an appreciable interval of time was required for perfect compensation; a modification of the gridiron form, shown in Fig. 2, was therefore adopted. The pendulum was designed by Messrs. E. Dent & Co., of London, for the Transit of Venus Expedition (1874), but has since been used for the primary standard time-keeper of the United Kingdom. Its construction will be best understood by reference to the section shown in Fig. 3. To the lower end of a steel rod, suspended in the ordinary manner, is attached the screw for rating the pendulum. On this screw and surrounding the rod rests a zinc tube, extending upward ; inclosing the zinc tube and attached to its top is a steel tube extending downward ; on a collar, at the lower end of the steel tube, hangs the cylindrical leaden bob, attached at its center. Slots and holes are cut in the tubes in order to equally expose all parts. The following table, taken from the official records of the Royal Observatory, is published by Messrs. E. Dent & Co., for the purpose of showing the performance of a clock with steel and zinc pendulum:

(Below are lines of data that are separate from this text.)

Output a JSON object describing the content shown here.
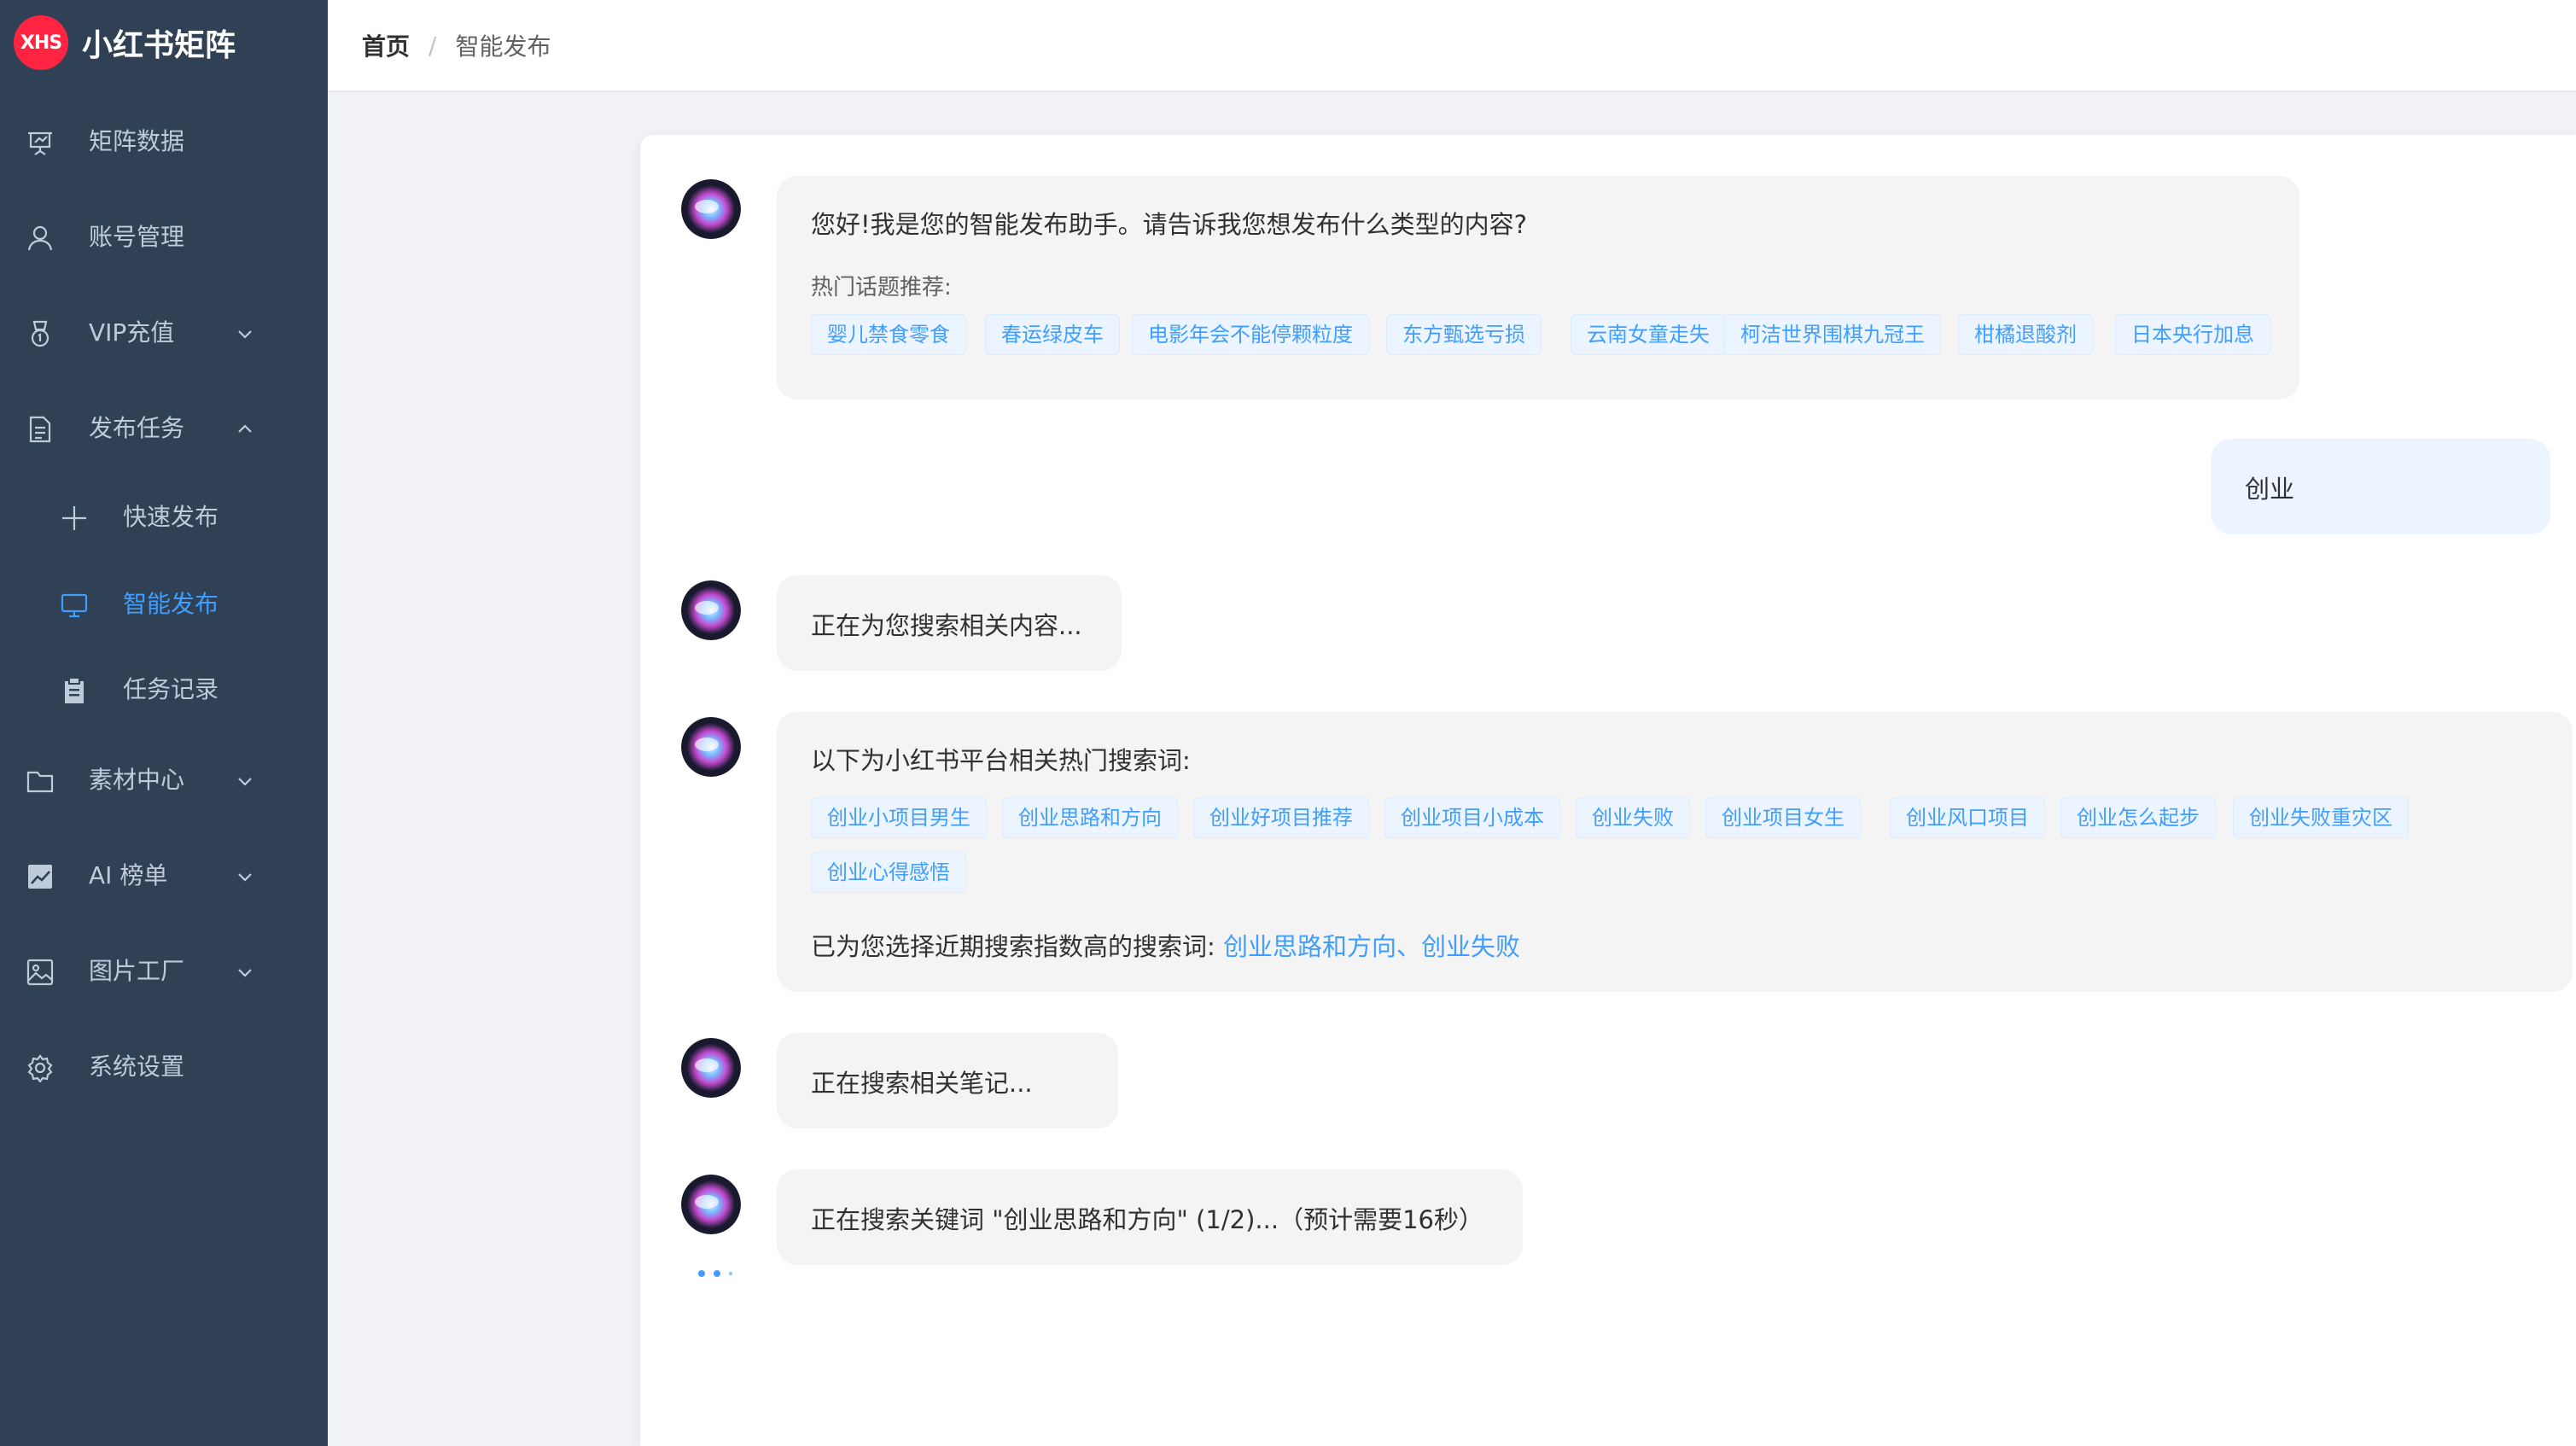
{
  "app": {
    "logo_badge": "XHS",
    "title": "小红书矩阵",
    "brand_color": "#ff2442",
    "accent_color": "#409eff",
    "sidebar_bg": "#304156"
  },
  "sidebar": {
    "items": [
      {
        "label": "矩阵数据",
        "icon": "presentation-chart-icon"
      },
      {
        "label": "账号管理",
        "icon": "user-icon"
      },
      {
        "label": "VIP充值",
        "icon": "medal-icon",
        "expandable": true,
        "expanded": false
      },
      {
        "label": "发布任务",
        "icon": "document-icon",
        "expandable": true,
        "expanded": true
      },
      {
        "label": "快速发布",
        "icon": "plus-icon",
        "sub": true
      },
      {
        "label": "智能发布",
        "icon": "monitor-icon",
        "sub": true,
        "active": true
      },
      {
        "label": "任务记录",
        "icon": "clipboard-icon",
        "sub": true
      },
      {
        "label": "素材中心",
        "icon": "folder-icon",
        "expandable": true,
        "expanded": false
      },
      {
        "label": "AI 榜单",
        "icon": "trend-chart-icon",
        "expandable": true,
        "expanded": false
      },
      {
        "label": "图片工厂",
        "icon": "picture-icon",
        "expandable": true,
        "expanded": false
      },
      {
        "label": "系统设置",
        "icon": "gear-icon"
      }
    ]
  },
  "breadcrumb": {
    "home": "首页",
    "separator": "/",
    "current": "智能发布"
  },
  "chat": {
    "messages": [
      {
        "role": "assistant",
        "text": "您好!我是您的智能发布助手。请告诉我您想发布什么类型的内容?",
        "hot_label": "热门话题推荐:",
        "tags": [
          "婴儿禁食零食",
          "春运绿皮车",
          "电影年会不能停颗粒度",
          "东方甄选亏损",
          "云南女童走失",
          "柯洁世界围棋九冠王",
          "柑橘退酸剂",
          "日本央行加息"
        ]
      },
      {
        "role": "user",
        "text": "创业"
      },
      {
        "role": "assistant",
        "text": "正在为您搜索相关内容..."
      },
      {
        "role": "assistant",
        "text": "以下为小红书平台相关热门搜索词:",
        "tags": [
          "创业小项目男生",
          "创业思路和方向",
          "创业好项目推荐",
          "创业项目小成本",
          "创业失败",
          "创业项目女生",
          "创业风口项目",
          "创业怎么起步",
          "创业失败重灾区",
          "创业心得感悟"
        ],
        "selected_prefix": "已为您选择近期搜索指数高的搜索词: ",
        "selected_keywords": "创业思路和方向、创业失败"
      },
      {
        "role": "assistant",
        "text": "正在搜索相关笔记..."
      },
      {
        "role": "assistant",
        "text": "正在搜索关键词 \"创业思路和方向\" (1/2)...（预计需要16秒）"
      }
    ]
  }
}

CLOCK — DENT 1914.
|DATE||Clock slow of Green-
wich sidereal time.
|Days. Hours.||Minutes. Seconds.||Seconds.|
|1871 — September||3||21||14||31·8||. .||. .|
|1872 — January||7||22||23||46·3||4·8||42|

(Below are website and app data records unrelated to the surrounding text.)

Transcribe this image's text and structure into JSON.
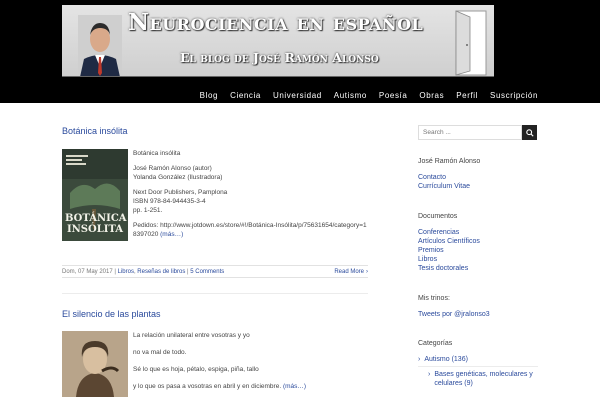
{
  "header": {
    "title": "Neurociencia en español",
    "subtitle": "El blog de José Ramón Alonso"
  },
  "nav": {
    "items": [
      "Blog",
      "Ciencia",
      "Universidad",
      "Autismo",
      "Poesía",
      "Obras",
      "Perfil",
      "Suscripción"
    ]
  },
  "posts": [
    {
      "title": "Botánica insólita",
      "cover_text": "BOTÁNICA INSÓLITA",
      "lines": [
        "Botánica insólita",
        "José Ramón Alonso (autor)",
        "Yolanda González (Ilustradora)",
        "Next Door Publishers, Pamplona",
        "ISBN 978-84-944435-3-4",
        "pp. 1-251.",
        "Pedidos: http://www.jotdown.es/store/#!/Botánica-Insólita/p/75631654/category=18397020"
      ],
      "more": "(más…)",
      "meta": {
        "date": "Dom, 07 May 2017",
        "sep": "|",
        "categories": [
          "Libros",
          "Reseñas de libros"
        ],
        "comments": "5 Comments",
        "read_more": "Read More"
      }
    },
    {
      "title": "El silencio de las plantas",
      "lines": [
        "La relación unilateral entre vosotras y yo",
        "no va mal de todo.",
        "Sé lo que es hoja, pétalo, espiga, piña, tallo",
        "y lo que os pasa a vosotras en abril y en diciembre."
      ],
      "more": "(más…)"
    }
  ],
  "sidebar": {
    "search_placeholder": "Search ...",
    "author_heading": "José Ramón Alonso",
    "author_links": [
      "Contacto",
      "Currículum Vitae"
    ],
    "docs_heading": "Documentos",
    "docs_links": [
      "Conferencias",
      "Artículos Científicos",
      "Premios",
      "Libros",
      "Tesis doctorales"
    ],
    "tweets_heading": "Mis trinos:",
    "tweets_link": "Tweets por @jralonso3",
    "categories_heading": "Categorías",
    "categories": [
      {
        "label": "Autismo (136)",
        "sub": false
      },
      {
        "label": "Bases genéticas, moleculares y celulares (9)",
        "sub": true
      }
    ]
  },
  "colors": {
    "link": "#2a4a9c",
    "header_bg": "#000000"
  }
}
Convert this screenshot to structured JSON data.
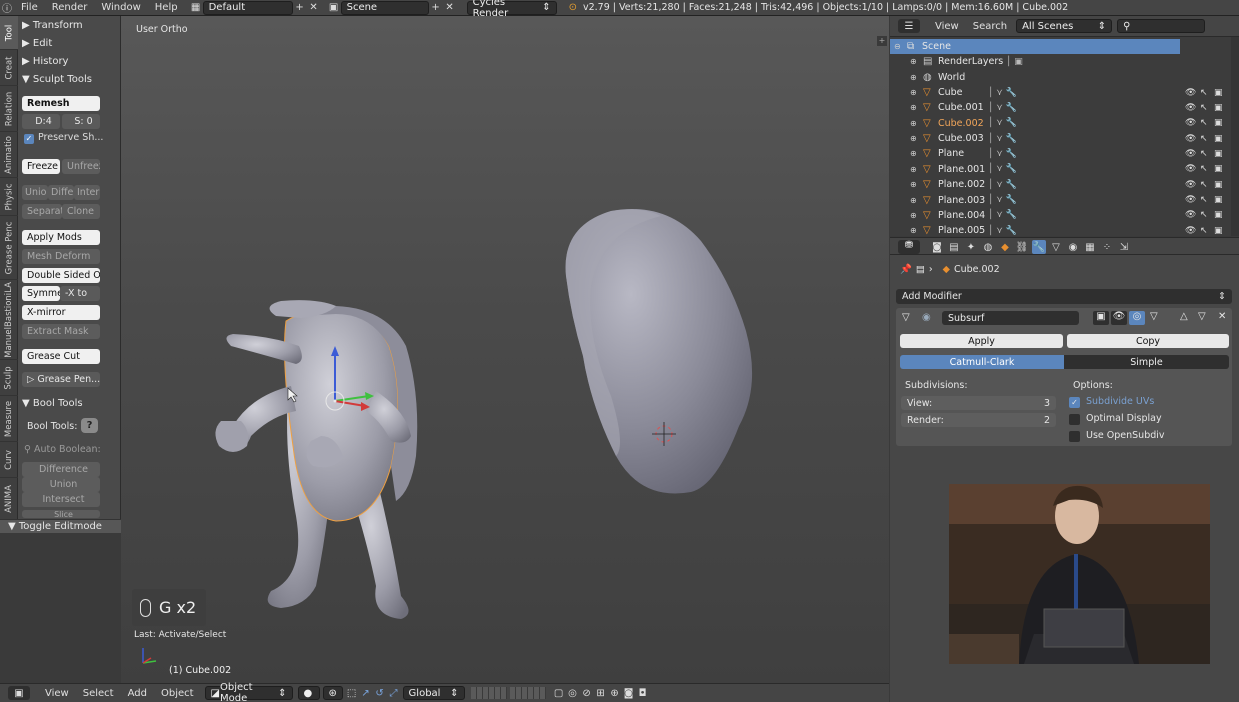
{
  "topbar": {
    "menus": [
      "File",
      "Render",
      "Window",
      "Help"
    ],
    "layout": "Default",
    "scene": "Scene",
    "engine": "Cycles Render",
    "stats": "v2.79 | Verts:21,280 | Faces:21,248 | Tris:42,496 | Objects:1/10 | Lamps:0/0 | Mem:16.60M | Cube.002"
  },
  "tabs": [
    "Tool",
    "Creat",
    "Relation",
    "Animatio",
    "Physic",
    "Grease Penc",
    "ManuelBastioniLA",
    "Sculp",
    "Measure",
    "Curv",
    "ANIMA"
  ],
  "toolshelf": {
    "transform": "Transform",
    "edit": "Edit",
    "history": "History",
    "sculpt_tools": "Sculpt Tools",
    "remesh": "Remesh",
    "depth": "D:4",
    "sharpness": "S: 0",
    "preserve": "Preserve Sh...",
    "freeze": "Freeze",
    "unfreeze": "Unfreez",
    "union": "Unio",
    "difference": "Diffe",
    "intersect": "Inter",
    "separate": "Separat",
    "clone": "Clone",
    "apply_mods": "Apply Mods",
    "mesh_deform": "Mesh Deform",
    "double_sided": "Double Sided Off",
    "symmetry": "Symme",
    "symmetry_axis": "-X to",
    "xmirror": "X-mirror",
    "extract_mask": "Extract Mask",
    "grease_cut": "Grease Cut",
    "grease_pen": "Grease Pen...",
    "bool_tools_header": "Bool Tools",
    "bool_tools_label": "Bool Tools:",
    "auto_boolean": "Auto Boolean:",
    "bool_difference": "Difference",
    "bool_union": "Union",
    "bool_intersect": "Intersect",
    "bool_slice": "Slice",
    "toggle_editmode": "Toggle Editmode"
  },
  "viewport": {
    "view_label": "User Ortho",
    "key_display": "G x2",
    "last_op": "Last: Activate/Select",
    "active_object": "(1) Cube.002"
  },
  "vp_header": {
    "menus": [
      "View",
      "Select",
      "Add",
      "Object"
    ],
    "mode": "Object Mode",
    "orientation": "Global"
  },
  "outliner": {
    "menus": [
      "View",
      "Search"
    ],
    "filter": "All Scenes",
    "rows": [
      {
        "name": "Scene",
        "type": "scene"
      },
      {
        "name": "RenderLayers",
        "type": "renderlayers"
      },
      {
        "name": "World",
        "type": "world"
      },
      {
        "name": "Cube",
        "type": "mesh"
      },
      {
        "name": "Cube.001",
        "type": "mesh"
      },
      {
        "name": "Cube.002",
        "type": "mesh"
      },
      {
        "name": "Cube.003",
        "type": "mesh"
      },
      {
        "name": "Plane",
        "type": "mesh"
      },
      {
        "name": "Plane.001",
        "type": "mesh"
      },
      {
        "name": "Plane.002",
        "type": "mesh"
      },
      {
        "name": "Plane.003",
        "type": "mesh"
      },
      {
        "name": "Plane.004",
        "type": "mesh"
      },
      {
        "name": "Plane.005",
        "type": "mesh"
      }
    ]
  },
  "properties": {
    "breadcrumb_object": "Cube.002",
    "add_modifier": "Add Modifier",
    "modifier_name": "Subsurf",
    "apply": "Apply",
    "copy": "Copy",
    "catmull_clark": "Catmull-Clark",
    "simple": "Simple",
    "subdivisions_label": "Subdivisions:",
    "view_label": "View:",
    "view_value": "3",
    "render_label": "Render:",
    "render_value": "2",
    "options_label": "Options:",
    "subdivide_uvs": "Subdivide UVs",
    "optimal_display": "Optimal Display",
    "use_opensubdiv": "Use OpenSubdiv"
  },
  "colors": {
    "selection": "#5b86bd",
    "active_object_text": "#f2a65a",
    "mesh_icon": "#e88f2f"
  }
}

During the whole time of rating, the clock was situated in a small hut erected for observing the Transit of Venus. No record of the temperature of the hut was kept, but the variations would be very